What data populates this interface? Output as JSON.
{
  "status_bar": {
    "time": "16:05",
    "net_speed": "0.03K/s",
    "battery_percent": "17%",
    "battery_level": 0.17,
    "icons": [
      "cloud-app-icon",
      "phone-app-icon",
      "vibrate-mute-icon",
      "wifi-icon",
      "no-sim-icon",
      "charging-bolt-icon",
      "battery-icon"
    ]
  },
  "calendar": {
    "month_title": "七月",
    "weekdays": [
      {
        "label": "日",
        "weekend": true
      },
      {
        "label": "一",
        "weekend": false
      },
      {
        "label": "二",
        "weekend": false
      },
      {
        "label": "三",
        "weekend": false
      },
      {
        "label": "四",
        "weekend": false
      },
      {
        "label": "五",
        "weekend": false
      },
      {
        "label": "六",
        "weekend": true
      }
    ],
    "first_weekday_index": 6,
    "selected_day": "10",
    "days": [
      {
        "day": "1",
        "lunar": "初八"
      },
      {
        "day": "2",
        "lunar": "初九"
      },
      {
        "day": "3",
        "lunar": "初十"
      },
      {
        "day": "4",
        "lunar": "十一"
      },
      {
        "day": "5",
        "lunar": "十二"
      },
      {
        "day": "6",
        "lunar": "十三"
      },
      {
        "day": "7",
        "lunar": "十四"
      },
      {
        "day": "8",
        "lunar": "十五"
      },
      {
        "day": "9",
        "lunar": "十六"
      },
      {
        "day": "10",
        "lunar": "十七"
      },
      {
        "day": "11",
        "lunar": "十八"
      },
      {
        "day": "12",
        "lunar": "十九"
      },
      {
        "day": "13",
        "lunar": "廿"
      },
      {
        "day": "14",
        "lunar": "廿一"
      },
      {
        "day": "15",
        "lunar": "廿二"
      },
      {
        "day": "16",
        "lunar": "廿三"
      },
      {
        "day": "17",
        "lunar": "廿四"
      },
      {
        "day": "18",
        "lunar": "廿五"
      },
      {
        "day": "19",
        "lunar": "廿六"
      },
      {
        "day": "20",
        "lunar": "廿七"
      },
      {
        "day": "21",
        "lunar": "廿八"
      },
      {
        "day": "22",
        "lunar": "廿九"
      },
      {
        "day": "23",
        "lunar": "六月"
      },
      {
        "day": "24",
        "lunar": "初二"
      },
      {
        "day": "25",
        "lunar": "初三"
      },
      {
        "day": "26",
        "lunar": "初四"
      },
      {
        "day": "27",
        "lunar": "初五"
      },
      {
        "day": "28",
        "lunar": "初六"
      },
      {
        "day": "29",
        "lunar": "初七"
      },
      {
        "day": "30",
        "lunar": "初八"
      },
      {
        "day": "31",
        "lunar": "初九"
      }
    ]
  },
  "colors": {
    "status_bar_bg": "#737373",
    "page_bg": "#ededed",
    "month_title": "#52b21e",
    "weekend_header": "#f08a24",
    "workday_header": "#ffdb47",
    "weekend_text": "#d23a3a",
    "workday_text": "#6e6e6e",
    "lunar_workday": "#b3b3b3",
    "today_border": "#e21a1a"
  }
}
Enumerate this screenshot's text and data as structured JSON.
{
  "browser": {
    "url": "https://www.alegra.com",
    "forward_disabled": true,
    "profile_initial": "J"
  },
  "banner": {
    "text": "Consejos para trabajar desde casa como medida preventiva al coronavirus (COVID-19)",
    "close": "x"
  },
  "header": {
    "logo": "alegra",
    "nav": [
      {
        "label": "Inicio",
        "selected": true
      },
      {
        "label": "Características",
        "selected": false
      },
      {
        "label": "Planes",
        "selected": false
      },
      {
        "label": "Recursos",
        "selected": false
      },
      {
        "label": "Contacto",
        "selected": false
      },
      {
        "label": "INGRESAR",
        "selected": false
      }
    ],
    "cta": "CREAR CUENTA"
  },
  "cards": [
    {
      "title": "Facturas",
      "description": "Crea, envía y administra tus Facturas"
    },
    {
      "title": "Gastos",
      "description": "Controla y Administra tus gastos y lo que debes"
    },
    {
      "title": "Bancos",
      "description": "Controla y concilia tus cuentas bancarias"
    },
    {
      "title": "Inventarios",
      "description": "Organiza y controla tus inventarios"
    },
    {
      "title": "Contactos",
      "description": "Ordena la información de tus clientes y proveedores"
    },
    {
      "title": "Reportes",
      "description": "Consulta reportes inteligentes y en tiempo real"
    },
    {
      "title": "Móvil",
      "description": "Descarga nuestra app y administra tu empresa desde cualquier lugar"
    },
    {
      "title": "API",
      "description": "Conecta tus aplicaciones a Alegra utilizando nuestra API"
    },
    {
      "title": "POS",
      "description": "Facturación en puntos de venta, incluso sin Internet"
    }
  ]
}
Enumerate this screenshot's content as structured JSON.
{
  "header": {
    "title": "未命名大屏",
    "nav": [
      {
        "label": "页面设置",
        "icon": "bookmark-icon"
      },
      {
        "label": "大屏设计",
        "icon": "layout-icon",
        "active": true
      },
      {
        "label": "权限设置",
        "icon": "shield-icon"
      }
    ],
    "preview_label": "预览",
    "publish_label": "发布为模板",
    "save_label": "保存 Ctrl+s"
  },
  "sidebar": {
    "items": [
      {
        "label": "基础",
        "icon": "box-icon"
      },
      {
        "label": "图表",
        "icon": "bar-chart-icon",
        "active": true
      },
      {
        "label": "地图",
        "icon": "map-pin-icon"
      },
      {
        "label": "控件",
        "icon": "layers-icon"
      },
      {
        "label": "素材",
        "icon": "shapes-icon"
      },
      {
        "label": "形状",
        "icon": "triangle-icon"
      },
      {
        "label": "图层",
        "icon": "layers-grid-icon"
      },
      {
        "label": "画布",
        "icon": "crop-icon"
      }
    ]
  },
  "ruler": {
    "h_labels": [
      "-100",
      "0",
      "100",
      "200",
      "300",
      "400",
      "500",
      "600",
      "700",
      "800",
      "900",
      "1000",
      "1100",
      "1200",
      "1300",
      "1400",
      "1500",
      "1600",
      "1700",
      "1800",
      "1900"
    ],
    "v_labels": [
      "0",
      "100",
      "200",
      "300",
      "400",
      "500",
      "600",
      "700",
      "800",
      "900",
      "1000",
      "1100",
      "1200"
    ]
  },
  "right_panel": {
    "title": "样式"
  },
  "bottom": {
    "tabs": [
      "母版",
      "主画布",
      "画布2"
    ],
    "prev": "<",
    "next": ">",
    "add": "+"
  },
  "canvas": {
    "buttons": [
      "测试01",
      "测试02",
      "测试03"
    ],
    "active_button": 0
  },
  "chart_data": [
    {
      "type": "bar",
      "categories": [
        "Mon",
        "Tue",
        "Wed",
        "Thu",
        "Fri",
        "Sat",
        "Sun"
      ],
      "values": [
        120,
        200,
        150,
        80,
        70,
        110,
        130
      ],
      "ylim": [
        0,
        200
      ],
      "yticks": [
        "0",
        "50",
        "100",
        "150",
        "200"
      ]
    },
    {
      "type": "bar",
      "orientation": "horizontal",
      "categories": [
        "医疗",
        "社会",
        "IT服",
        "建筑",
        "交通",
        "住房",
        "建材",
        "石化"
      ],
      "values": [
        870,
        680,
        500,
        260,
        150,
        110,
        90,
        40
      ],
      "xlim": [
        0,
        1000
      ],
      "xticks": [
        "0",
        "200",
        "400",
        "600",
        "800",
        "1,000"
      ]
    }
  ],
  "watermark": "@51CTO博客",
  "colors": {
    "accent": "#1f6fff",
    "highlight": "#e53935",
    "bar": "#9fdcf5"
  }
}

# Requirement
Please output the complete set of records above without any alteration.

# Output
What data populates this interface? Output as JSON.
{
  "status_bar": {
    "time": "16:05",
    "net_speed": "0.03K/s",
    "battery_percent": "17%",
    "battery_level": 0.17,
    "icons": [
      "cloud-app-icon",
      "phone-app-icon",
      "vibrate-mute-icon",
      "wifi-icon",
      "no-sim-icon",
      "charging-bolt-icon",
      "battery-icon"
    ]
  },
  "calendar": {
    "month_title": "七月",
    "weekdays": [
      {
        "label": "日",
        "weekend": true
      },
      {
        "label": "一",
        "weekend": false
      },
      {
        "label": "二",
        "weekend": false
      },
      {
        "label": "三",
        "weekend": false
      },
      {
        "label": "四",
        "weekend": false
      },
      {
        "label": "五",
        "weekend": false
      },
      {
        "label": "六",
        "weekend": true
      }
    ],
    "first_weekday_index": 6,
    "selected_day": "10",
    "days": [
      {
        "day": "1",
        "lunar": "初八"
      },
      {
        "day": "2",
        "lunar": "初九"
      },
      {
        "day": "3",
        "lunar": "初十"
      },
      {
        "day": "4",
        "lunar": "十一"
      },
      {
        "day": "5",
        "lunar": "十二"
      },
      {
        "day": "6",
        "lunar": "十三"
      },
      {
        "day": "7",
        "lunar": "十四"
      },
      {
        "day": "8",
        "lunar": "十五"
      },
      {
        "day": "9",
        "lunar": "十六"
      },
      {
        "day": "10",
        "lunar": "十七"
      },
      {
        "day": "11",
        "lunar": "十八"
      },
      {
        "day": "12",
        "lunar": "十九"
      },
      {
        "day": "13",
        "lunar": "廿"
      },
      {
        "day": "14",
        "lunar": "廿一"
      },
      {
        "day": "15",
        "lunar": "廿二"
      },
      {
        "day": "16",
        "lunar": "廿三"
      },
      {
        "day": "17",
        "lunar": "廿四"
      },
      {
        "day": "18",
        "lunar": "廿五"
      },
      {
        "day": "19",
        "lunar": "廿六"
      },
      {
        "day": "20",
        "lunar": "廿七"
      },
      {
        "day": "21",
        "lunar": "廿八"
      },
      {
        "day": "22",
        "lunar": "廿九"
      },
      {
        "day": "23",
        "lunar": "六月"
      },
      {
        "day": "24",
        "lunar": "初二"
      },
      {
        "day": "25",
        "lunar": "初三"
      },
      {
        "day": "26",
        "lunar": "初四"
      },
      {
        "day": "27",
        "lunar": "初五"
      },
      {
        "day": "28",
        "lunar": "初六"
      },
      {
        "day": "29",
        "lunar": "初七"
      },
      {
        "day": "30",
        "lunar": "初八"
      },
      {
        "day": "31",
        "lunar": "初九"
      }
    ]
  },
  "colors": {
    "status_bar_bg": "#737373",
    "page_bg": "#ededed",
    "month_title": "#52b21e",
    "weekend_header": "#f08a24",
    "workday_header": "#ffdb47",
    "weekend_text": "#d23a3a",
    "workday_text": "#6e6e6e",
    "lunar_workday": "#b3b3b3",
    "today_border": "#e21a1a"
  }
}
Enumerate this screenshot's text and data as structured JSON.
{
  "browser": {
    "url": "https://www.alegra.com",
    "forward_disabled": true,
    "profile_initial": "J"
  },
  "banner": {
    "text": "Consejos para trabajar desde casa como medida preventiva al coronavirus (COVID-19)",
    "close": "x"
  },
  "header": {
    "logo": "alegra",
    "nav": [
      {
        "label": "Inicio",
        "selected": true
      },
      {
        "label": "Características",
        "selected": false
      },
      {
        "label": "Planes",
        "selected": false
      },
      {
        "label": "Recursos",
        "selected": false
      },
      {
        "label": "Contacto",
        "selected": false
      },
      {
        "label": "INGRESAR",
        "selected": false
      }
    ],
    "cta": "CREAR CUENTA"
  },
  "cards": [
    {
      "title": "Facturas",
      "description": "Crea, envía y administra tus Facturas"
    },
    {
      "title": "Gastos",
      "description": "Controla y Administra tus gastos y lo que debes"
    },
    {
      "title": "Bancos",
      "description": "Controla y concilia tus cuentas bancarias"
    },
    {
      "title": "Inventarios",
      "description": "Organiza y controla tus inventarios"
    },
    {
      "title": "Contactos",
      "description": "Ordena la información de tus clientes y proveedores"
    },
    {
      "title": "Reportes",
      "description": "Consulta reportes inteligentes y en tiempo real"
    },
    {
      "title": "Móvil",
      "description": "Descarga nuestra app y administra tu empresa desde cualquier lugar"
    },
    {
      "title": "API",
      "description": "Conecta tus aplicaciones a Alegra utilizando nuestra API"
    },
    {
      "title": "POS",
      "description": "Facturación en puntos de venta, incluso sin Internet"
    }
  ]
}
Enumerate this screenshot's content as structured JSON.
{
  "header": {
    "title": "未命名大屏",
    "nav": [
      {
        "label": "页面设置",
        "icon": "bookmark-icon"
      },
      {
        "label": "大屏设计",
        "icon": "layout-icon",
        "active": true
      },
      {
        "label": "权限设置",
        "icon": "shield-icon"
      }
    ],
    "preview_label": "预览",
    "publish_label": "发布为模板",
    "save_label": "保存 Ctrl+s"
  },
  "sidebar": {
    "items": [
      {
        "label": "基础",
        "icon": "box-icon"
      },
      {
        "label": "图表",
        "icon": "bar-chart-icon",
        "active": true
      },
      {
        "label": "地图",
        "icon": "map-pin-icon"
      },
      {
        "label": "控件",
        "icon": "layers-icon"
      },
      {
        "label": "素材",
        "icon": "shapes-icon"
      },
      {
        "label": "形状",
        "icon": "triangle-icon"
      },
      {
        "label": "图层",
        "icon": "layers-grid-icon"
      },
      {
        "label": "画布",
        "icon": "crop-icon"
      }
    ]
  },
  "ruler": {
    "h_labels": [
      "-100",
      "0",
      "100",
      "200",
      "300",
      "400",
      "500",
      "600",
      "700",
      "800",
      "900",
      "1000",
      "1100",
      "1200",
      "1300",
      "1400",
      "1500",
      "1600",
      "1700",
      "1800",
      "1900"
    ],
    "v_labels": [
      "0",
      "100",
      "200",
      "300",
      "400",
      "500",
      "600",
      "700",
      "800",
      "900",
      "1000",
      "1100",
      "1200"
    ]
  },
  "right_panel": {
    "title": "样式"
  },
  "bottom": {
    "tabs": [
      "母版",
      "主画布",
      "画布2"
    ],
    "prev": "<",
    "next": ">",
    "add": "+"
  },
  "canvas": {
    "buttons": [
      "测试01",
      "测试02",
      "测试03"
    ],
    "active_button": 0
  },
  "chart_data": [
    {
      "type": "bar",
      "categories": [
        "Mon",
        "Tue",
        "Wed",
        "Thu",
        "Fri",
        "Sat",
        "Sun"
      ],
      "values": [
        120,
        200,
        150,
        80,
        70,
        110,
        130
      ],
      "ylim": [
        0,
        200
      ],
      "yticks": [
        "0",
        "50",
        "100",
        "150",
        "200"
      ]
    },
    {
      "type": "bar",
      "orientation": "horizontal",
      "categories": [
        "医疗",
        "社会",
        "IT服",
        "建筑",
        "交通",
        "住房",
        "建材",
        "石化"
      ],
      "values": [
        870,
        680,
        500,
        260,
        150,
        110,
        90,
        40
      ],
      "xlim": [
        0,
        1000
      ],
      "xticks": [
        "0",
        "200",
        "400",
        "600",
        "800",
        "1,000"
      ]
    }
  ],
  "watermark": "@51CTO博客",
  "colors": {
    "accent": "#1f6fff",
    "highlight": "#e53935",
    "bar": "#9fdcf5"
  }
}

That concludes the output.